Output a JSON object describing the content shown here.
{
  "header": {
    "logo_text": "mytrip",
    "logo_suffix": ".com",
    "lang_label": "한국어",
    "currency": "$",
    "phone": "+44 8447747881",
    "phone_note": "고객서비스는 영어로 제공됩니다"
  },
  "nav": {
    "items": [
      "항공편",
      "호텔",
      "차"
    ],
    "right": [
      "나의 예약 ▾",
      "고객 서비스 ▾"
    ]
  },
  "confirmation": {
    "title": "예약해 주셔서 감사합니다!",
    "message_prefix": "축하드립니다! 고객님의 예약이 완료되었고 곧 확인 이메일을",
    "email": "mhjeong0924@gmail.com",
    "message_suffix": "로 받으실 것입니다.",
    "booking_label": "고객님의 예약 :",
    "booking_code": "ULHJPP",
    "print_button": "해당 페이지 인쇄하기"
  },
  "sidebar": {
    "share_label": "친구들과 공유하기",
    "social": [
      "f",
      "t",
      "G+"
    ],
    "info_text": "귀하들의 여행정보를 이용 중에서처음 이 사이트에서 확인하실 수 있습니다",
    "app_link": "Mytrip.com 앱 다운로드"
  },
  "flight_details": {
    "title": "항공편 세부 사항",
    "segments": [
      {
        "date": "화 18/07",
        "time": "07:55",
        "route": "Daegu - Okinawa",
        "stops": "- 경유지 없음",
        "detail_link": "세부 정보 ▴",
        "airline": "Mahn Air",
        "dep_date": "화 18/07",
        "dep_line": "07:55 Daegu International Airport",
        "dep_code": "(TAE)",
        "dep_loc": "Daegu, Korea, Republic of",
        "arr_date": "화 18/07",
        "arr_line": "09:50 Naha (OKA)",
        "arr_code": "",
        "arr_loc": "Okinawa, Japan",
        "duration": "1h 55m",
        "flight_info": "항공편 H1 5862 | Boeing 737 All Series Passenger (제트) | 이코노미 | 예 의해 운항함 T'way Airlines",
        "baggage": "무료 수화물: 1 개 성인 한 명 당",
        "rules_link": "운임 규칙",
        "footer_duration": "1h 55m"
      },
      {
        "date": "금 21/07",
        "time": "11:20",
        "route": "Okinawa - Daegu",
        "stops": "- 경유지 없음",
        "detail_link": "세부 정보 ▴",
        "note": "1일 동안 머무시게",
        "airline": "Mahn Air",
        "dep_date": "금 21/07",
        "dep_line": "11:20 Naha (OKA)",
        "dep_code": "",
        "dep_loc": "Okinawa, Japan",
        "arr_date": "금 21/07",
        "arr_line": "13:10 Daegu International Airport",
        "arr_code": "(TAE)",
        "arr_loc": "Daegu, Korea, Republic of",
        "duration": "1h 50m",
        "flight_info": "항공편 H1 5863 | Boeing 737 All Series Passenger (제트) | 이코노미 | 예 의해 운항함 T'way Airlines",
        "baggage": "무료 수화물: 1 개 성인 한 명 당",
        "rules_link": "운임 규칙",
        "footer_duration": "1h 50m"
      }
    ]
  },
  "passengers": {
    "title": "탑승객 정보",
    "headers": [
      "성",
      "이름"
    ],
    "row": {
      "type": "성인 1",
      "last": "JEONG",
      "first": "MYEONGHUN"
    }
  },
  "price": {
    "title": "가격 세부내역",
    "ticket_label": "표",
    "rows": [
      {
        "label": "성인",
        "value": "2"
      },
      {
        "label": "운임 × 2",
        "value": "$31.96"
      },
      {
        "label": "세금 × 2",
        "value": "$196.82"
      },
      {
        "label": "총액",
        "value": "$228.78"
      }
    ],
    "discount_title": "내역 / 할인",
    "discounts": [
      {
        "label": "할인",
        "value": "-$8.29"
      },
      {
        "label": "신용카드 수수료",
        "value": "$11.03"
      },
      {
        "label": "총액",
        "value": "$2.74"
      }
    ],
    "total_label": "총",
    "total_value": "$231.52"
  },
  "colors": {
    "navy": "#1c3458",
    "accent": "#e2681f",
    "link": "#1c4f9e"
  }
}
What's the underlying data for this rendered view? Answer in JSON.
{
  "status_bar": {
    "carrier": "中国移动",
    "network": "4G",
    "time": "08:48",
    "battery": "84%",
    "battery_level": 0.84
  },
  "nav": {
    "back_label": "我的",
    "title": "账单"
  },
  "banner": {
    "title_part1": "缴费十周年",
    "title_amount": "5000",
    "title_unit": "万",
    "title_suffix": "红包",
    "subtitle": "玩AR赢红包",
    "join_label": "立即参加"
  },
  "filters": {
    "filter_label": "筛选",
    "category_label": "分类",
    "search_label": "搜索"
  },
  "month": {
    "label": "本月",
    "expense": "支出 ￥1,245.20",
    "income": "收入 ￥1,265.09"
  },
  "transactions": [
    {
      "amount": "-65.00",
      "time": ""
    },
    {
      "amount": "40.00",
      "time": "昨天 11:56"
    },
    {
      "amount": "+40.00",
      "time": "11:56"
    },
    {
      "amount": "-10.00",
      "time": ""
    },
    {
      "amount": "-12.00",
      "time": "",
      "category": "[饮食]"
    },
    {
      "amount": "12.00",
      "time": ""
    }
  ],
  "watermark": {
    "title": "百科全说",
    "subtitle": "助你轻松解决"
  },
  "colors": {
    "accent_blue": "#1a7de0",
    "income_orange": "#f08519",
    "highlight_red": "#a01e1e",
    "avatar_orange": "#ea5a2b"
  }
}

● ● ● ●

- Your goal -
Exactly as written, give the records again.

- Exercise output -
Output a JSON object describing the content shown here.
{
  "header": {
    "logo_text": "mytrip",
    "logo_suffix": ".com",
    "lang_label": "한국어",
    "currency": "$",
    "phone": "+44 8447747881",
    "phone_note": "고객서비스는 영어로 제공됩니다"
  },
  "nav": {
    "items": [
      "항공편",
      "호텔",
      "차"
    ],
    "right": [
      "나의 예약 ▾",
      "고객 서비스 ▾"
    ]
  },
  "confirmation": {
    "title": "예약해 주셔서 감사합니다!",
    "message_prefix": "축하드립니다! 고객님의 예약이 완료되었고 곧 확인 이메일을",
    "email": "mhjeong0924@gmail.com",
    "message_suffix": "로 받으실 것입니다.",
    "booking_label": "고객님의 예약 :",
    "booking_code": "ULHJPP",
    "print_button": "해당 페이지 인쇄하기"
  },
  "sidebar": {
    "share_label": "친구들과 공유하기",
    "social": [
      "f",
      "t",
      "G+"
    ],
    "info_text": "귀하들의 여행정보를 이용 중에서처음 이 사이트에서 확인하실 수 있습니다",
    "app_link": "Mytrip.com 앱 다운로드"
  },
  "flight_details": {
    "title": "항공편 세부 사항",
    "segments": [
      {
        "date": "화 18/07",
        "time": "07:55",
        "route": "Daegu - Okinawa",
        "stops": "- 경유지 없음",
        "detail_link": "세부 정보 ▴",
        "airline": "Mahn Air",
        "dep_date": "화 18/07",
        "dep_line": "07:55 Daegu International Airport",
        "dep_code": "(TAE)",
        "dep_loc": "Daegu, Korea, Republic of",
        "arr_date": "화 18/07",
        "arr_line": "09:50 Naha (OKA)",
        "arr_code": "",
        "arr_loc": "Okinawa, Japan",
        "duration": "1h 55m",
        "flight_info": "항공편 H1 5862 | Boeing 737 All Series Passenger (제트) | 이코노미 | 예 의해 운항함 T'way Airlines",
        "baggage": "무료 수화물: 1 개 성인 한 명 당",
        "rules_link": "운임 규칙",
        "footer_duration": "1h 55m"
      },
      {
        "date": "금 21/07",
        "time": "11:20",
        "route": "Okinawa - Daegu",
        "stops": "- 경유지 없음",
        "detail_link": "세부 정보 ▴",
        "note": "1일 동안 머무시게",
        "airline": "Mahn Air",
        "dep_date": "금 21/07",
        "dep_line": "11:20 Naha (OKA)",
        "dep_code": "",
        "dep_loc": "Okinawa, Japan",
        "arr_date": "금 21/07",
        "arr_line": "13:10 Daegu International Airport",
        "arr_code": "(TAE)",
        "arr_loc": "Daegu, Korea, Republic of",
        "duration": "1h 50m",
        "flight_info": "항공편 H1 5863 | Boeing 737 All Series Passenger (제트) | 이코노미 | 예 의해 운항함 T'way Airlines",
        "baggage": "무료 수화물: 1 개 성인 한 명 당",
        "rules_link": "운임 규칙",
        "footer_duration": "1h 50m"
      }
    ]
  },
  "passengers": {
    "title": "탑승객 정보",
    "headers": [
      "성",
      "이름"
    ],
    "row": {
      "type": "성인 1",
      "last": "JEONG",
      "first": "MYEONGHUN"
    }
  },
  "price": {
    "title": "가격 세부내역",
    "ticket_label": "표",
    "rows": [
      {
        "label": "성인",
        "value": "2"
      },
      {
        "label": "운임 × 2",
        "value": "$31.96"
      },
      {
        "label": "세금 × 2",
        "value": "$196.82"
      },
      {
        "label": "총액",
        "value": "$228.78"
      }
    ],
    "discount_title": "내역 / 할인",
    "discounts": [
      {
        "label": "할인",
        "value": "-$8.29"
      },
      {
        "label": "신용카드 수수료",
        "value": "$11.03"
      },
      {
        "label": "총액",
        "value": "$2.74"
      }
    ],
    "total_label": "총",
    "total_value": "$231.52"
  },
  "colors": {
    "navy": "#1c3458",
    "accent": "#e2681f",
    "link": "#1c4f9e"
  }
}
What's the underlying data for this rendered view? Answer in JSON.
{
  "status_bar": {
    "carrier": "中国移动",
    "network": "4G",
    "time": "08:48",
    "battery": "84%",
    "battery_level": 0.84
  },
  "nav": {
    "back_label": "我的",
    "title": "账单"
  },
  "banner": {
    "title_part1": "缴费十周年",
    "title_amount": "5000",
    "title_unit": "万",
    "title_suffix": "红包",
    "subtitle": "玩AR赢红包",
    "join_label": "立即参加"
  },
  "filters": {
    "filter_label": "筛选",
    "category_label": "分类",
    "search_label": "搜索"
  },
  "month": {
    "label": "本月",
    "expense": "支出 ￥1,245.20",
    "income": "收入 ￥1,265.09"
  },
  "transactions": [
    {
      "amount": "-65.00",
      "time": ""
    },
    {
      "amount": "40.00",
      "time": "昨天 11:56"
    },
    {
      "amount": "+40.00",
      "time": "11:56"
    },
    {
      "amount": "-10.00",
      "time": ""
    },
    {
      "amount": "-12.00",
      "time": "",
      "category": "[饮食]"
    },
    {
      "amount": "12.00",
      "time": ""
    }
  ],
  "watermark": {
    "title": "百科全说",
    "subtitle": "助你轻松解决"
  },
  "colors": {
    "accent_blue": "#1a7de0",
    "income_orange": "#f08519",
    "highlight_red": "#a01e1e",
    "avatar_orange": "#ea5a2b"
  }
}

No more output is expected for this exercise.